Wherever the word "true" occurs in the lines below, copy the whole line.

# # # # # # #

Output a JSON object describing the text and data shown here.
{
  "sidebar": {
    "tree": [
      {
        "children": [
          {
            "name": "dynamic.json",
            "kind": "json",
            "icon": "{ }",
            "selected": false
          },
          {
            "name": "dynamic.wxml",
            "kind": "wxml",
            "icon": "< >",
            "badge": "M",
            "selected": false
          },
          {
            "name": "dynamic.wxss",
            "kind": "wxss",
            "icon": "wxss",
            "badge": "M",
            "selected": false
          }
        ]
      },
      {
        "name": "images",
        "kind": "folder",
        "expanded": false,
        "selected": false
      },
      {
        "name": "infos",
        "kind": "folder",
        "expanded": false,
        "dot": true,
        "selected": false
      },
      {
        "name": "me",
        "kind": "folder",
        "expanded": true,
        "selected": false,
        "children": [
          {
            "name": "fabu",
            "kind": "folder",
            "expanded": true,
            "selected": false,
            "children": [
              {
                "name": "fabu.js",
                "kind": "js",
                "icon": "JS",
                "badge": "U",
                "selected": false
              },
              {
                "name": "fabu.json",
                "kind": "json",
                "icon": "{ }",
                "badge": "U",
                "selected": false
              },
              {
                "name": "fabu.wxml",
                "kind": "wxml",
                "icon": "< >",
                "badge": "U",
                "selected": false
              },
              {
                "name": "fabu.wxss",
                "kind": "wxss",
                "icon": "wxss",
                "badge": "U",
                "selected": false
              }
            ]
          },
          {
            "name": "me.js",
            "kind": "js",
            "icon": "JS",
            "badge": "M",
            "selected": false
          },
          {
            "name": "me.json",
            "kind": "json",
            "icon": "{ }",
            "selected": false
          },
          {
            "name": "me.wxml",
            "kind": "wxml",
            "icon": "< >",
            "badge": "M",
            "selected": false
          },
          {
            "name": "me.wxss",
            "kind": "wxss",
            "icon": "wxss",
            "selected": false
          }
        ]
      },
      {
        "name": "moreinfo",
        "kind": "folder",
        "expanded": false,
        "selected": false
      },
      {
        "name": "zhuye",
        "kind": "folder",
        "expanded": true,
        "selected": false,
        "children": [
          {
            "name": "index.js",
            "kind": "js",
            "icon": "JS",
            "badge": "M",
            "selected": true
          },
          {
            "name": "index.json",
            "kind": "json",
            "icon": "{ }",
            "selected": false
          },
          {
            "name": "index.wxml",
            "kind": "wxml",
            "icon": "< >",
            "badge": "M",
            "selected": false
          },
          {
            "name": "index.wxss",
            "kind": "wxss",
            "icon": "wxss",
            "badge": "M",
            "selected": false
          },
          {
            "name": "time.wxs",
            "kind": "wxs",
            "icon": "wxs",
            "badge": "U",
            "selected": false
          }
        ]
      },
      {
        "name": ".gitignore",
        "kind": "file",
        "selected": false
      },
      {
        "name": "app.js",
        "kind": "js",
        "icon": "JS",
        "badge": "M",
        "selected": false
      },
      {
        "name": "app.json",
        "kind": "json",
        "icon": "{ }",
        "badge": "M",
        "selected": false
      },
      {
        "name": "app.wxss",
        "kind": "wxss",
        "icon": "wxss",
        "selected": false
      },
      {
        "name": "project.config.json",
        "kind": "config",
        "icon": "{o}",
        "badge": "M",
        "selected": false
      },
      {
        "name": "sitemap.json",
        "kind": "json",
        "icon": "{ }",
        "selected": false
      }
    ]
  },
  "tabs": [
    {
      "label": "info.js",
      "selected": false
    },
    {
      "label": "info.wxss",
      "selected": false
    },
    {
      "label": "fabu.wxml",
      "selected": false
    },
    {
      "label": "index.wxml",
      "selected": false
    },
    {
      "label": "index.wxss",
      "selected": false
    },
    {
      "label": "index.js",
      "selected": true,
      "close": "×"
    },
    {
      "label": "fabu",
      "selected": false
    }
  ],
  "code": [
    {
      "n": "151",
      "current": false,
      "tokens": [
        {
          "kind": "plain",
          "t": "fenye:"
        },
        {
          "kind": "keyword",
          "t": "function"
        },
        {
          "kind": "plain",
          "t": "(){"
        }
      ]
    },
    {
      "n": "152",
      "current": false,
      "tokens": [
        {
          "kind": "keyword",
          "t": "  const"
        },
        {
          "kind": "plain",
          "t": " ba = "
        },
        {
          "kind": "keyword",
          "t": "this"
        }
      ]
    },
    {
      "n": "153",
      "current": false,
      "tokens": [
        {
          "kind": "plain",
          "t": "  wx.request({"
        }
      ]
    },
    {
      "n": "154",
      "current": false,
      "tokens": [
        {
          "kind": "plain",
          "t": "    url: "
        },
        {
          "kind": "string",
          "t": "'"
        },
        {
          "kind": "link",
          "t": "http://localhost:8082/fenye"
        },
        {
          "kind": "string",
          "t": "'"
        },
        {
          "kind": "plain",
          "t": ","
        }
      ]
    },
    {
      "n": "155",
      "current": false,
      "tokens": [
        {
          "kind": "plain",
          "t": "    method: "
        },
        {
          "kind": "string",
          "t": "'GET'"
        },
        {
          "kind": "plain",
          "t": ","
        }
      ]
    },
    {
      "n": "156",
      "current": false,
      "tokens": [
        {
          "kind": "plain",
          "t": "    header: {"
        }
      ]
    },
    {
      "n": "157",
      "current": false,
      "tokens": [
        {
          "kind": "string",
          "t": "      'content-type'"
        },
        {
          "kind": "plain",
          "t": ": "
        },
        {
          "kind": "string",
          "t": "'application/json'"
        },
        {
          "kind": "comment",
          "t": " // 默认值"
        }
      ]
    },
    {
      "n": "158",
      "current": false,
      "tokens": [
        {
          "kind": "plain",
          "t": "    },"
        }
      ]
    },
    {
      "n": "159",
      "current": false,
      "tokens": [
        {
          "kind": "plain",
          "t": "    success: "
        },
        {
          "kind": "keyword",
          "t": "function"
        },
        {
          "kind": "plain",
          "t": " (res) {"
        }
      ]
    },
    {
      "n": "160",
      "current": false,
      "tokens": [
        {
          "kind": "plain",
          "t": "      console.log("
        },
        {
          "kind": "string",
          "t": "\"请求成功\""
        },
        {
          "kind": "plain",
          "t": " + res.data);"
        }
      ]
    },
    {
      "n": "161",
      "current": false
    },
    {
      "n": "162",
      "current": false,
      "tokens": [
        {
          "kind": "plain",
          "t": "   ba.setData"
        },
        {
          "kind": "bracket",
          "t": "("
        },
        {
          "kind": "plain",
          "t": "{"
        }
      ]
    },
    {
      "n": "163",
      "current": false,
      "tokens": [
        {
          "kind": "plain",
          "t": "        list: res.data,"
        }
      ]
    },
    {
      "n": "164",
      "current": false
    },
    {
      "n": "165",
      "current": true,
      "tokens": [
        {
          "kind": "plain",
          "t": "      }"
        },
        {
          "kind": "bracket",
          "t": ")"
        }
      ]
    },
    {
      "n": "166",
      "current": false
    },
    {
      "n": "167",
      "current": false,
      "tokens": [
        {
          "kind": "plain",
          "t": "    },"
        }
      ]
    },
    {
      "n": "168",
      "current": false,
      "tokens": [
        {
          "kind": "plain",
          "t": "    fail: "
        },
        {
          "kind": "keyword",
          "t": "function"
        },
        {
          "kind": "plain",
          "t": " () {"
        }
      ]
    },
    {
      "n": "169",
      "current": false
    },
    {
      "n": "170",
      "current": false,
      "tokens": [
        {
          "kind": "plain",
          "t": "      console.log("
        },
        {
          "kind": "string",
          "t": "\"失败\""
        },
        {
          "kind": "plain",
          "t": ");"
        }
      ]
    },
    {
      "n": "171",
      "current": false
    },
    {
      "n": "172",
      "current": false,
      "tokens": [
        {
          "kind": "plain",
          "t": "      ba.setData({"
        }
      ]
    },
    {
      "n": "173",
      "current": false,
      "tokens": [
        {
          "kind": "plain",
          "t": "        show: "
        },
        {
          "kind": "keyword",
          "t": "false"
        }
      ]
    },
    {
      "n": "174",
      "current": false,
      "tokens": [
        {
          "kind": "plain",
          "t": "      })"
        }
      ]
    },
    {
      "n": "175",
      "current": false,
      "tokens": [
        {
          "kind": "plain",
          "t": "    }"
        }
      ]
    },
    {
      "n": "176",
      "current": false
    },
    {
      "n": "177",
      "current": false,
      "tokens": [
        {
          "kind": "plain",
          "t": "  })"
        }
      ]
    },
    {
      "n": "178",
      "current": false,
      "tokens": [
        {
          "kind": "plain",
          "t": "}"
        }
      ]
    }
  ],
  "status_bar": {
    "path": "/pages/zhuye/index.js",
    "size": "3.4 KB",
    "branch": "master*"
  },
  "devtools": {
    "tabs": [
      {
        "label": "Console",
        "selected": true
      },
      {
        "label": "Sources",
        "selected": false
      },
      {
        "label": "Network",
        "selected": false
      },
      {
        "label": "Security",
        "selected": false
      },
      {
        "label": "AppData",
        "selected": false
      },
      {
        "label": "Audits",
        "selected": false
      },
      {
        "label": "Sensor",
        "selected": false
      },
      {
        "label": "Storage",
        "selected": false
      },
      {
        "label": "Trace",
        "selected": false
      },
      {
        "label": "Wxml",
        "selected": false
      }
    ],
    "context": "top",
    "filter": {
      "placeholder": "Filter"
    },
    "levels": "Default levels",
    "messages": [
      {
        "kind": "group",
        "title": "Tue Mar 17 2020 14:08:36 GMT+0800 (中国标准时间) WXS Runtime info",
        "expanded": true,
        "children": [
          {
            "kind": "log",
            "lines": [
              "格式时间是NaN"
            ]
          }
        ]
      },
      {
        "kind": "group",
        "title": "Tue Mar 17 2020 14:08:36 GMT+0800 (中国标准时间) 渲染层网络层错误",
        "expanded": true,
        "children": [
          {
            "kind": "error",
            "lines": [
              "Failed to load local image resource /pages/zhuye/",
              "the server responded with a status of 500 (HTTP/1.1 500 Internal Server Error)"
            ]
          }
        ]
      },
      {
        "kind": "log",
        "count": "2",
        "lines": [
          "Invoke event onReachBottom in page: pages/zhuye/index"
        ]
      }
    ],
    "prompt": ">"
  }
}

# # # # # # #

- _Answer section_:
        "dot": true,
        "expanded": true,
            "expanded": true,
        "expanded": true,
            "selected": true
      "selected": true,
      "current": true,
        "selected": true
        "expanded": true,
        "expanded": true,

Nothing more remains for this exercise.